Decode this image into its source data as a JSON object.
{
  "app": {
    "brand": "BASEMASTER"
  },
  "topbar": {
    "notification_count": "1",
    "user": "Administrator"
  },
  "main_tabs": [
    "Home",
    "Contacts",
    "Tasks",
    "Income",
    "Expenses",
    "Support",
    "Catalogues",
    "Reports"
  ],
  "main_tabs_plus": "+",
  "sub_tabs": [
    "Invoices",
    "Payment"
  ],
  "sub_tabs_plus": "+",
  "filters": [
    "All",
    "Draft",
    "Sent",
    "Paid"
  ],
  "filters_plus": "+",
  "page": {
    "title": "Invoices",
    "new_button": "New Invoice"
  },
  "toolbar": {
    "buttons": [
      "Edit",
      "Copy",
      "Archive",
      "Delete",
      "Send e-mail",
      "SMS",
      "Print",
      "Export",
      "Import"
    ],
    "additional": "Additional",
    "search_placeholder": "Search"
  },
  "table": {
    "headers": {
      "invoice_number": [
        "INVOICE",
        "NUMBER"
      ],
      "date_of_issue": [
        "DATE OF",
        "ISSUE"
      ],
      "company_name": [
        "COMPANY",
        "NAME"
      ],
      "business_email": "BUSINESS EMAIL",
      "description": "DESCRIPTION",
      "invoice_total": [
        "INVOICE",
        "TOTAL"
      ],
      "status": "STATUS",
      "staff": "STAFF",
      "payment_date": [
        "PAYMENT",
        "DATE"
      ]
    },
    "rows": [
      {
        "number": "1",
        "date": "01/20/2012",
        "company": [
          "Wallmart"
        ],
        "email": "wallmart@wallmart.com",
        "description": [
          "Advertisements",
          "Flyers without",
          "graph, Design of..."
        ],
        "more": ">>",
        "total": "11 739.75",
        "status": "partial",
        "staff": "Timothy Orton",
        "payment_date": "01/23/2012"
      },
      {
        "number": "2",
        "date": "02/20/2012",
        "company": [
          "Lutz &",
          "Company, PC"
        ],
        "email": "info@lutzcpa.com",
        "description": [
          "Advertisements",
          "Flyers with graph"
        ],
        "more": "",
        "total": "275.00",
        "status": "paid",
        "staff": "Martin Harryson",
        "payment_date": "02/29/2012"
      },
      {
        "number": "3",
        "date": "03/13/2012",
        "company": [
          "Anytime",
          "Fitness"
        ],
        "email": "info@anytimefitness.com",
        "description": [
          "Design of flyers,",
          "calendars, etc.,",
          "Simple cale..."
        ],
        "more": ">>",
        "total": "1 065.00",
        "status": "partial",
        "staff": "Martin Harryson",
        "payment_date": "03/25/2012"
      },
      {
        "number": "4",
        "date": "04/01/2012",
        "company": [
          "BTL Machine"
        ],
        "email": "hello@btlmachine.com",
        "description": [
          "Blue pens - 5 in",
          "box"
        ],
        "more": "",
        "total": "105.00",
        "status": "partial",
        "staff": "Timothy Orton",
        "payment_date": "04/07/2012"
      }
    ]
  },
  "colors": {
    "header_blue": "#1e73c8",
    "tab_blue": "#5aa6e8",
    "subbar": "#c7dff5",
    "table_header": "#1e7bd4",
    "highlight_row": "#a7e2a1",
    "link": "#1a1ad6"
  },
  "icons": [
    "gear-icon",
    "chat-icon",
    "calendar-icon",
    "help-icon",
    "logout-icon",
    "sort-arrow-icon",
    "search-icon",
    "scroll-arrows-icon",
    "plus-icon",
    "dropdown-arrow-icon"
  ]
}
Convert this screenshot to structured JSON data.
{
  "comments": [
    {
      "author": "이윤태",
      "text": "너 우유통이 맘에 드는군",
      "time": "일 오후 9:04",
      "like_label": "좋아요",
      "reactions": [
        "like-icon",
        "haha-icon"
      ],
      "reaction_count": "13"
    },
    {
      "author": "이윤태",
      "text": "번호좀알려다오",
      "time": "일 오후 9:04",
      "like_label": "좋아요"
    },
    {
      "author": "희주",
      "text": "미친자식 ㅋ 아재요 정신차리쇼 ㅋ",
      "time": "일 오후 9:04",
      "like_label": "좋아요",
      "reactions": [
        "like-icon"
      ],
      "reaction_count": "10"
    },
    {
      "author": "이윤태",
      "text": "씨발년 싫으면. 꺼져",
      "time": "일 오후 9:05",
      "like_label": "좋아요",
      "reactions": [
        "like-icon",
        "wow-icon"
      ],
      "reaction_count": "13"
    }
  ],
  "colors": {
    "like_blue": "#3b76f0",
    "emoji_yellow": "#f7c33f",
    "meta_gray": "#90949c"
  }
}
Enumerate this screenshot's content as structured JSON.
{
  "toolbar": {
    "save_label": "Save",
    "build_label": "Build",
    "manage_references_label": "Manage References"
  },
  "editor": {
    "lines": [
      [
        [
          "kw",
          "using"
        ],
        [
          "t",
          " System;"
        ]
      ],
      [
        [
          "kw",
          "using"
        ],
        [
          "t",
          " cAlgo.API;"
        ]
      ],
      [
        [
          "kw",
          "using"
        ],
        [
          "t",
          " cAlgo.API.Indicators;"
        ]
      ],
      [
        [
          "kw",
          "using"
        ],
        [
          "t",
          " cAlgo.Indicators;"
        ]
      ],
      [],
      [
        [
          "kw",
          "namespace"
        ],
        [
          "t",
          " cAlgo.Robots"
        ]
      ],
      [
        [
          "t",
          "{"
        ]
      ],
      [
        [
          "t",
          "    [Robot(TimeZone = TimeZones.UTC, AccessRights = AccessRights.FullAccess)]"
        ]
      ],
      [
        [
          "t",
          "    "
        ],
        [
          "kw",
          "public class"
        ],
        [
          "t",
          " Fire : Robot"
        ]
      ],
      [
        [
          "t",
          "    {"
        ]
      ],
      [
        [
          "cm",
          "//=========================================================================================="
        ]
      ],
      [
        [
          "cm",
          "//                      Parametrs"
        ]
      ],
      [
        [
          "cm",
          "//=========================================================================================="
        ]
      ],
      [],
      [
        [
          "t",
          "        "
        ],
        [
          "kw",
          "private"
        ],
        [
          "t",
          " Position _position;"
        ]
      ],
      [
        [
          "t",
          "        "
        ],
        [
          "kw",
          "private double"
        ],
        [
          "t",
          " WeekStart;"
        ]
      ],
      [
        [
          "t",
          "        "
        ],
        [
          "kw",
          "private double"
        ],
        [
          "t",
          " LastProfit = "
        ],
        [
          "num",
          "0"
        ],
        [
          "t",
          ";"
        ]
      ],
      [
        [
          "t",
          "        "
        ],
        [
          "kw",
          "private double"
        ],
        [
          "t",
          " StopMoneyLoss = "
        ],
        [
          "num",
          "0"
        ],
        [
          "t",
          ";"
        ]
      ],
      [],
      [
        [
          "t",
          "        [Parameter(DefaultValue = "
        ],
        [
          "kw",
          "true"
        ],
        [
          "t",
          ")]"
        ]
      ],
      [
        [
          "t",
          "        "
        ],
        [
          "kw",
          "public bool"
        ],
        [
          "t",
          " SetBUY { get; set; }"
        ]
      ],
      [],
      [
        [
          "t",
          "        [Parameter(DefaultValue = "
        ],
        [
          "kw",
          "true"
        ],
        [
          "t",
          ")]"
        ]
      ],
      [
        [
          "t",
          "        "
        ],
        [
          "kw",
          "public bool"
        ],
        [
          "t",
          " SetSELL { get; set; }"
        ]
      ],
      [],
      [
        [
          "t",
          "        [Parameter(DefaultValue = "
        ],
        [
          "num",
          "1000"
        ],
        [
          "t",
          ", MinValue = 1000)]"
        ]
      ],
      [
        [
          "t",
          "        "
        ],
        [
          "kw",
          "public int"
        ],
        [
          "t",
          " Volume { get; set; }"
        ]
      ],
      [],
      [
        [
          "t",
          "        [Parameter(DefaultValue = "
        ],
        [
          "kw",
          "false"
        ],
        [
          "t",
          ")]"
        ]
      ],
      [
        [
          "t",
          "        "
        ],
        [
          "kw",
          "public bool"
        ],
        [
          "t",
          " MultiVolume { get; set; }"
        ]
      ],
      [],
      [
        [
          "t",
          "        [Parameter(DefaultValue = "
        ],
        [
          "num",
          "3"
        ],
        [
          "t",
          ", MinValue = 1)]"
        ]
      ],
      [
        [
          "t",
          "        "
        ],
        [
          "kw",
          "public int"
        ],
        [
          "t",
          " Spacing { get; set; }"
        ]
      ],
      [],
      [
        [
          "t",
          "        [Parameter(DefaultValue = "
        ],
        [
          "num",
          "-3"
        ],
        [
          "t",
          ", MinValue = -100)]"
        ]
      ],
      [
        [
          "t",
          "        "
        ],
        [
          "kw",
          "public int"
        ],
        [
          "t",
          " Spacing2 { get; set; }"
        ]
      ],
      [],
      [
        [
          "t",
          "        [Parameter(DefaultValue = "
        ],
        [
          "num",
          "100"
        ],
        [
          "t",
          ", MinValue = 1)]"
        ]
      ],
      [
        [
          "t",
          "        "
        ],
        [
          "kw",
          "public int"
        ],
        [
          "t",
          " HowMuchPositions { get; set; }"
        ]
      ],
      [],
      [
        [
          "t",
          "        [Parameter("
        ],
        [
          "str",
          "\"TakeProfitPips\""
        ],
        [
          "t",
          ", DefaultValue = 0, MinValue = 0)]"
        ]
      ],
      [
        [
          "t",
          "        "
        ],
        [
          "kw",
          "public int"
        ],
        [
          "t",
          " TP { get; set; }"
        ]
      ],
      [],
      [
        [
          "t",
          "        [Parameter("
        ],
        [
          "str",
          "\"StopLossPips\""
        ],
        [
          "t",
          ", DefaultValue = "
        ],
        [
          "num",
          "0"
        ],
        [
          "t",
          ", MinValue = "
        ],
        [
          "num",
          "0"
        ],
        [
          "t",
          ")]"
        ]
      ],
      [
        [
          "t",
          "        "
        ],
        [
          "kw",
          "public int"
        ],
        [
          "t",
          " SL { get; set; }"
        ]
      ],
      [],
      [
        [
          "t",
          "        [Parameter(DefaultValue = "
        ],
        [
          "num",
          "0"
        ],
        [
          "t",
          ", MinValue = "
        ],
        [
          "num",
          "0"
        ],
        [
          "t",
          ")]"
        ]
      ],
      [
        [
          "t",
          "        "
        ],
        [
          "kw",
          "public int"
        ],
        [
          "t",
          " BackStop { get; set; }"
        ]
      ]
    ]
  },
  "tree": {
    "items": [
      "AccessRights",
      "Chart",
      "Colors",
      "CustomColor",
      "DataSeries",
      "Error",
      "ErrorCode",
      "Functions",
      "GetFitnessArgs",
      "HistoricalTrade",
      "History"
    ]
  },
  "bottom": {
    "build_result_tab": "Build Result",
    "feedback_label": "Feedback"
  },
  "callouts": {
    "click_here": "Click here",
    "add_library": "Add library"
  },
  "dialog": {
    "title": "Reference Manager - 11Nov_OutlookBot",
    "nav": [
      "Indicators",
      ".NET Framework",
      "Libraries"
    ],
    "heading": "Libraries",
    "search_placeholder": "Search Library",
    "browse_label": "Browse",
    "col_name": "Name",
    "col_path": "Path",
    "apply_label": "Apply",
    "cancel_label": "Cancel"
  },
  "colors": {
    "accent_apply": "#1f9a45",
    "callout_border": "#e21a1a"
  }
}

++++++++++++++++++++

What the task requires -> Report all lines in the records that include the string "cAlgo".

Solution to this exercise ->
          " cAlgo.API;"
          " cAlgo.API.Indicators;"
          " cAlgo.Indicators;"
          " cAlgo.Robots"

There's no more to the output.